Test wrinkled his nose. “What does her name have to do with anything? Besides, I don’t know if she wants to be my girlfriend now or not,” he replied.
Cliff stood idly and waited for his answer.
“Okay, if you need to know, her name is Nicole,” replied Test, thinking now that maybe the old man was slightly touched.
“Thank you,” said Cliff as he once again took a seat across from Test. “Okay, so what’d you do to these two guys and this girl that was botherin’ you?” he asked as he aggressively chewed on his cigar.
Knowing what his reaction was going to be, Test was unable to look at the old man. Reluctantly he replied, “I . . . I smashed their truck.”

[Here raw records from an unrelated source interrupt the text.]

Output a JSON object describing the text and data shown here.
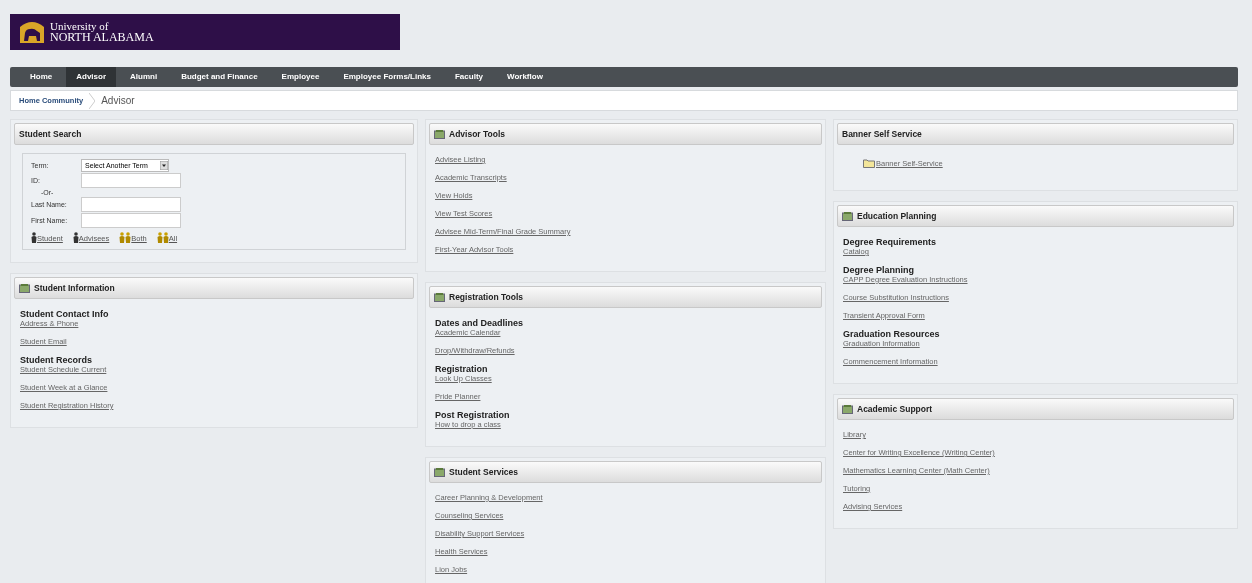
{
  "logo": {
    "line1": "University of",
    "line2": "NORTH ALABAMA"
  },
  "nav": [
    {
      "label": "Home",
      "selected": false
    },
    {
      "label": "Advisor",
      "selected": true
    },
    {
      "label": "Alumni",
      "selected": false
    },
    {
      "label": "Budget and Finance",
      "selected": false
    },
    {
      "label": "Employee",
      "selected": false
    },
    {
      "label": "Employee Forms/Links",
      "selected": false
    },
    {
      "label": "Faculty",
      "selected": false
    },
    {
      "label": "Workflow",
      "selected": false
    }
  ],
  "breadcrumb": {
    "link": "Home Community",
    "current": "Advisor"
  },
  "columns": [
    [
      {
        "kind": "search",
        "title": "Student Search",
        "icon": false,
        "term": {
          "label": "Term:",
          "value": "Select Another Term"
        },
        "id_label": "ID:",
        "or_label": "-Or-",
        "last_label": "Last Name:",
        "first_label": "First Name:",
        "buttons": [
          {
            "label": "Student",
            "kind": "single"
          },
          {
            "label": "Advisees",
            "kind": "single"
          },
          {
            "label": "Both",
            "kind": "pair"
          },
          {
            "label": "All",
            "kind": "pair"
          }
        ]
      },
      {
        "kind": "links",
        "title": "Student Information",
        "icon": true,
        "items": [
          {
            "kind": "heading",
            "text": "Student Contact Info"
          },
          {
            "kind": "link",
            "text": "Address & Phone"
          },
          {
            "kind": "link",
            "text": "Student Email"
          },
          {
            "kind": "heading",
            "text": "Student Records"
          },
          {
            "kind": "link",
            "text": "Student Schedule Current"
          },
          {
            "kind": "link",
            "text": "Student Week at a Glance"
          },
          {
            "kind": "link",
            "text": "Student Registration History"
          }
        ]
      }
    ],
    [
      {
        "kind": "links",
        "title": "Advisor Tools",
        "icon": true,
        "items": [
          {
            "kind": "link",
            "text": "Advisee Listing"
          },
          {
            "kind": "link",
            "text": "Academic Transcripts"
          },
          {
            "kind": "link",
            "text": "View Holds"
          },
          {
            "kind": "link",
            "text": "View Test Scores"
          },
          {
            "kind": "link",
            "text": "Advisee Mid-Term/Final Grade Summary"
          },
          {
            "kind": "link",
            "text": "First-Year  Advisor Tools"
          }
        ]
      },
      {
        "kind": "links",
        "title": "Registration Tools",
        "icon": true,
        "items": [
          {
            "kind": "heading",
            "text": "Dates and Deadlines"
          },
          {
            "kind": "link",
            "text": "Academic Calendar"
          },
          {
            "kind": "link",
            "text": "Drop/Withdraw/Refunds"
          },
          {
            "kind": "heading",
            "text": "Registration"
          },
          {
            "kind": "link",
            "text": "Look Up Classes"
          },
          {
            "kind": "link",
            "text": "Pride Planner"
          },
          {
            "kind": "heading",
            "text": "Post Registration"
          },
          {
            "kind": "link",
            "text": "How to drop a class"
          }
        ]
      },
      {
        "kind": "links",
        "title": "Student Services",
        "icon": true,
        "items": [
          {
            "kind": "link",
            "text": "Career Planning & Development"
          },
          {
            "kind": "link",
            "text": "Counseling Services"
          },
          {
            "kind": "link",
            "text": "Disability Support Services"
          },
          {
            "kind": "link",
            "text": "Health Services"
          },
          {
            "kind": "link",
            "text": "Lion Jobs"
          }
        ]
      }
    ],
    [
      {
        "kind": "banner",
        "title": "Banner Self Service",
        "icon": false,
        "link": "Banner Self-Service"
      },
      {
        "kind": "links",
        "title": "Education Planning",
        "icon": true,
        "items": [
          {
            "kind": "heading",
            "text": "Degree Requirements"
          },
          {
            "kind": "link",
            "text": "Catalog"
          },
          {
            "kind": "heading",
            "text": "Degree Planning"
          },
          {
            "kind": "link",
            "text": "CAPP Degree Evaluation Instructions"
          },
          {
            "kind": "link",
            "text": "Course Substitution Instructions"
          },
          {
            "kind": "link",
            "text": "Transient Approval Form"
          },
          {
            "kind": "heading",
            "text": "Graduation Resources"
          },
          {
            "kind": "link",
            "text": "Graduation Information"
          },
          {
            "kind": "link",
            "text": "Commencement Information"
          }
        ]
      },
      {
        "kind": "links",
        "title": "Academic Support",
        "icon": true,
        "items": [
          {
            "kind": "link",
            "text": "Library"
          },
          {
            "kind": "link",
            "text": "Center for Writing Excellence (Writing Center)"
          },
          {
            "kind": "link",
            "text": "Mathematics Learning Center (Math Center)"
          },
          {
            "kind": "link",
            "text": "Tutoring"
          },
          {
            "kind": "link",
            "text": "Advising Services"
          }
        ]
      }
    ]
  ]
}
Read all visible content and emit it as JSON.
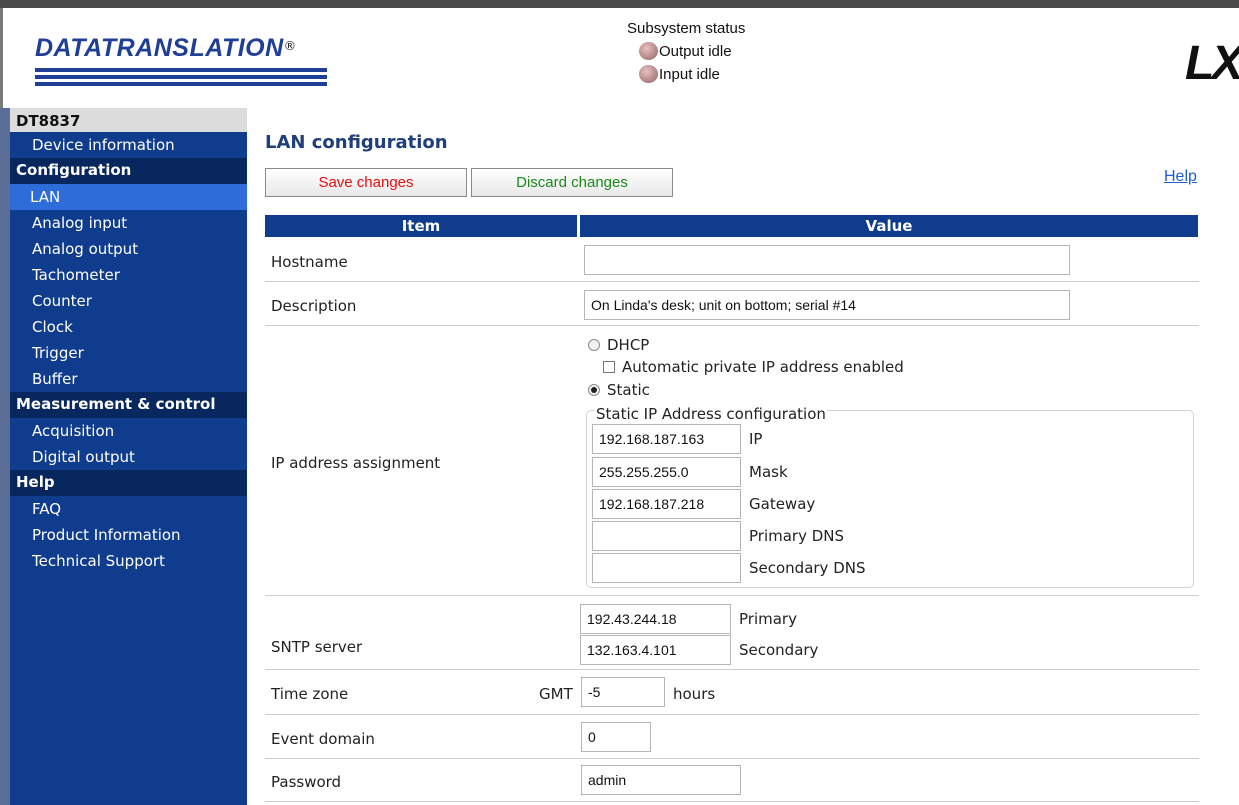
{
  "header": {
    "logo_text": "DATATRANSLATION",
    "logo_mark": "®",
    "status_title": "Subsystem status",
    "output_status": "Output idle",
    "input_status": "Input idle",
    "lxi_logo": "LXI"
  },
  "sidebar": {
    "device": "DT8837",
    "device_info": "Device information",
    "sections": [
      {
        "heading": "Configuration",
        "items": [
          "LAN",
          "Analog input",
          "Analog output",
          "Tachometer",
          "Counter",
          "Clock",
          "Trigger",
          "Buffer"
        ]
      },
      {
        "heading": "Measurement & control",
        "items": [
          "Acquisition",
          "Digital output"
        ]
      },
      {
        "heading": "Help",
        "items": [
          "FAQ",
          "Product Information",
          "Technical Support"
        ]
      }
    ],
    "active_item": "LAN"
  },
  "main": {
    "title": "LAN configuration",
    "save_label": "Save changes",
    "discard_label": "Discard changes",
    "help_label": "Help",
    "col_item": "Item",
    "col_value": "Value",
    "hostname_label": "Hostname",
    "hostname_value": "",
    "description_label": "Description",
    "description_value": "On Linda's desk; unit on bottom; serial #14",
    "ip_label": "IP address assignment",
    "dhcp_label": "DHCP",
    "auto_private_label": "Automatic private IP address enabled",
    "static_label": "Static",
    "static_legend": "Static IP Address configuration",
    "ip_value": "192.168.187.163",
    "ip_field_label": "IP",
    "mask_value": "255.255.255.0",
    "mask_field_label": "Mask",
    "gateway_value": "192.168.187.218",
    "gateway_field_label": "Gateway",
    "primary_dns_value": "",
    "primary_dns_label": "Primary DNS",
    "secondary_dns_value": "",
    "secondary_dns_label": "Secondary DNS",
    "sntp_label": "SNTP server",
    "sntp_primary_value": "192.43.244.18",
    "sntp_primary_label": "Primary",
    "sntp_secondary_value": "132.163.4.101",
    "sntp_secondary_label": "Secondary",
    "timezone_label": "Time zone",
    "gmt_label": "GMT",
    "timezone_value": "-5",
    "hours_label": "hours",
    "event_domain_label": "Event domain",
    "event_domain_value": "0",
    "password_label": "Password",
    "password_value": "admin"
  }
}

Shaking his head in disappointment, Cliff looked at Test. “Always violence. Always them damned drugs and violence with kids these days. Ain’t you kids ever talked nothin’ out?”
“I tried, Mr. Johnston,” he stopped himself mid-sentence, “I mean Cliff. Honest I did. I’ve never been mean to anyone in my life.”
Cliff placed his glasses back on his nose, took the cigar from his mouth, and looked at Test with a great intensity. After several moments of silence, he stood and grabbed Test’s cold cup of coffee.
“You know, son, I believe you. I think you’re a good boy. I can tell ’bout most, good or bad that is. You’ve got a shine to you,” said Cliff.
“What do you mean?” asked Test.
Cliff put his hand on Test’s shoulder and replied, “Some people, they just walk around like they walkin’ in the dark, and they’re fine with that. Day after day just livin’; some days good, some days bad, but either way they just keep walking without any desire or any goal. You, son, I see some fire in you.”
Test smiled. If only he knew, he thought.
“A fire huh?” he replied aloud.
“That’s right, a fire; you’re not lettin’ nothin’ get in your way. You push through obstacles and sometimes fly past your original goal. Yes sir, you’ve got a fine shine, son; a fine shine. You just keep pushin’ like you know how, and this will pass as well,” said Cliff with a wink.
“Thank you, sir,” replied Test, surprised at the realization that he was feeling much better.
Cliff looked out the window and noticed a white cargo van pulling into the parking lot. He looked at his watch. It was three o’clock in the morning.
“Ah, right on time. My favorite part of the mornin’,” said Cliff as he looked back down to Test with a smile. “Let me freshen up your coffee, son.”
“That would be great,” replied Test.
As Cliff walked to the coffee pots, the front door opened, and the bells rang. In walked a long-haired thirty-year-old man wearing a hat that reminded Test of something a golfer would wear. Test stared at the man’s long graying beard and small round glasses, wondering what planet this guy was from. And then the two of them made eye contact. The bearded man froze and stared awkwardly. Test quickly looked out the window, trying to hide the fact that he had been staring, and could see the man’s reflection. He remained frozen, and his eyes locked on Test. Uncomfortable and confused, Test struggled to keep his composure. He couldn’t recall ever seeing him before, but the man looked at him as if he knew who he was. Startled by Cliff’s sudden appearance, Test jumped.
“Mornin’, Jacob,” said Cliff as he put Test’s fresh cup of coffee down on the table.
“Good morning, Cliff,” replied Jacob, not taking his eyes off Test.
Cliff looked strangely at Jacob and then down to Test.
“Anything good in there this mornin’?” he asked.
Stepping sideways towards the door, Jacob replied in a nervous and hurried voice, “I gotta go, Cliff. I’ll see you tomorrow.” Without waiting for a reply, he quickly turned and walked briskly out the front door.
“He’s kind of a strange guy, huh, Cliff?” asked Test.
“Nah, he’s all right. Somethin’s got him spooked. He ain’t normally like that,” replied Cliff.
Test looked out the window, expecting to see the van flying out of the parking lot. Instead, the van remained sitting where it had been parked. Inside, he could see Jacob talking on the phone.
Cliff walked over to the pile of papers that Jacob had inexplicably left on the floor. He bent down slowly, knees crackling, and picked them up.
“Don’t know what’s got into him,” said Cliff, groaning as he lifted the papers to the counter. “I hope he . . .”
He froze as he examined the front page.